Europe pays for former German chancellor Angela Merkel’s so-called prudent leadership. Yes, she did not do anything wrong, which was much appreciated during the Donald Trump era. However, it led to Europe getting bogged down in a strategic inaction, concerned only with the sales of German products. The US is paying the price for former president Barack Obama’s ambiguous reluctance. The red lines that kept moving, the lack of a solid foreign policy.
Now that the West was faced with a real red line, the awakening was abrupt and savage. Ukraine revived a purposeless NATO and united the West.
But for how long? The “jungle,” to which American historian Robert Kagan refers to in his book “The Jungle Grows Back,” is spreading rapidly and demolishing the post-war edifice. Russian President Vladimir Putin is weighing the endurance of the West, he is testing whether the French, the Americans or the Germans will fight if a country that is or will now become a member of NATO is threatened. China is watching from afar. It is also weighing the West’s stamina and wonders if and who will fight for Taiwan.

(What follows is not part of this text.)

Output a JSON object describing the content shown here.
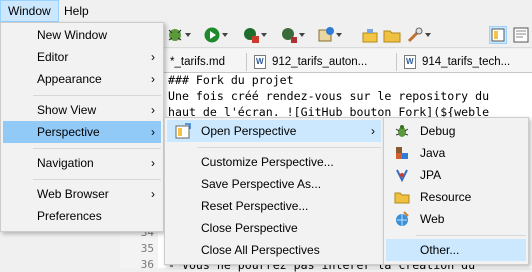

We have entered a dark period. We have been saying for a long time that it resembles the 1930s. Democracies will be tested and so will international agreements. Many things will certainly depend on what happens in the US.
As for Europe, it needs to grow up quickly. It needs to decide if it wants to be a Disneyland, full of history and culture, or maybe an unarmed NGO that will stand out for its good manners in the savage world that dawns, living with the illusion that it can survive this way. But until Europe decides what it wants, it would be good idea not to drag any other country down, especially those with dangerous neighbors.